Scotland's Natural Capital Asset Index
Natural capital is a term for the habitats and ecosystems that provide social, environmental and economic benefits to humans. Scotland has a wide range of these habitats and ecosystems—each of which makes a unique contribution to the people’s wellbeing. Natural capital helps make the invisible benefits and value of nature visible. And the Natural Capital Asset Index is one tool to include nature in policy decisions where it historically has been overlooked, undervalued and unaccounted for.
The Natural Capital Asset Index (NCAI) is a composite index which tracks changes in the capacity of Scotland's terrestrial ecosystems to provide benefits to people. It does not include the benefits from the marine environment (although a feasibility study assessing whether this is possible was carried out in 2019).
Historically, Scotland's natural capital deteriorated until the 1990s. Most habitats were declining during this period, especially bogs and grassland. Evidence from the NCAI suggests the potential of Scotland’s habitats to deliver ecosystem services has improved over the past 20 years and has now plateaued around its peak in 2017, as seen in Figure 1. Further details can be found in the Natural Capital Asset Index 2023 summary.
The Natural Capital Asset Index is included as a measure for the National Indicator 'Increase our natural capital' in the National Performance Framework. Recently released data for the year 2021 suggests that Scotland’s stock of Natural Capital is being maintained. The capacity of ecosystems to provide benefits fluctuates over time due to changes in habitat quantity and quality. We track habitat quantity in the NCAI using what we know about land cover change in Scotland.
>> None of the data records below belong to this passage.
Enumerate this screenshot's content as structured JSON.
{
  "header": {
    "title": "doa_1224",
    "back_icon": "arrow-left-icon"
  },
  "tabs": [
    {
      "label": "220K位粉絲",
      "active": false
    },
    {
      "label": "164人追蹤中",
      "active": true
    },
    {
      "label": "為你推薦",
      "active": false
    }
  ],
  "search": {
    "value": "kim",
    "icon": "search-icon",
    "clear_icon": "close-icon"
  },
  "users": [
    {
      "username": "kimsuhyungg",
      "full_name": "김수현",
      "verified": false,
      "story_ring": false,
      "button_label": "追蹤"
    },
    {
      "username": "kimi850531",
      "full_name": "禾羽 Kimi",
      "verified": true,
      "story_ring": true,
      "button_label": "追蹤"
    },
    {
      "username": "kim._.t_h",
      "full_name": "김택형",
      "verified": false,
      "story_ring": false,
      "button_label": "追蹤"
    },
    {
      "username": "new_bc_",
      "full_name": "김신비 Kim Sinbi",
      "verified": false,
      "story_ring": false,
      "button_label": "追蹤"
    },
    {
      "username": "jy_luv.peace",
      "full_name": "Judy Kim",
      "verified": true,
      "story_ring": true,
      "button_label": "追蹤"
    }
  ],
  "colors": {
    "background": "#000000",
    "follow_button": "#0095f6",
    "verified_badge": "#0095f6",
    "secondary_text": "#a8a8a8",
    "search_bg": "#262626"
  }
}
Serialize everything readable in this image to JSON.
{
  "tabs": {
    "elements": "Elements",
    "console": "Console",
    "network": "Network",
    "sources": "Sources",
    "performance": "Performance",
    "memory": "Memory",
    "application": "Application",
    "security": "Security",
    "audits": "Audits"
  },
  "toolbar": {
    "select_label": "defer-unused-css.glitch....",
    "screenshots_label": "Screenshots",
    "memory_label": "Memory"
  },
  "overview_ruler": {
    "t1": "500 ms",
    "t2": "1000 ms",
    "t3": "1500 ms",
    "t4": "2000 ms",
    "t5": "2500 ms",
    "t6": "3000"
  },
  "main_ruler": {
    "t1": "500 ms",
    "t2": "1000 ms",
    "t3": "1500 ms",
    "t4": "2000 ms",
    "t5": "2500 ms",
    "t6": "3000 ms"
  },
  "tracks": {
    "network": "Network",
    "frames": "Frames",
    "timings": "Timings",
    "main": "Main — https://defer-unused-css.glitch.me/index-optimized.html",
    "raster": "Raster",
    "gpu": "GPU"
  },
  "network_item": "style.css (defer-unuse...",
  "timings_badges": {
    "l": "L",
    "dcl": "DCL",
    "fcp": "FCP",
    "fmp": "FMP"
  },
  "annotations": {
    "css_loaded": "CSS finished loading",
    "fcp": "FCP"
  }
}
Habitat quality is tracked using 38 separate indicators which rely on datasets gathered by a range of public organisations and citizen science schemes.
The full Natural Capital Asset Index 2023 used to track the change in Scotland’s natural capital is available online while the full history of the development of the NCAI and the theoretical underpinnings that support it can be found in our journal article, published by Ecological Indicators.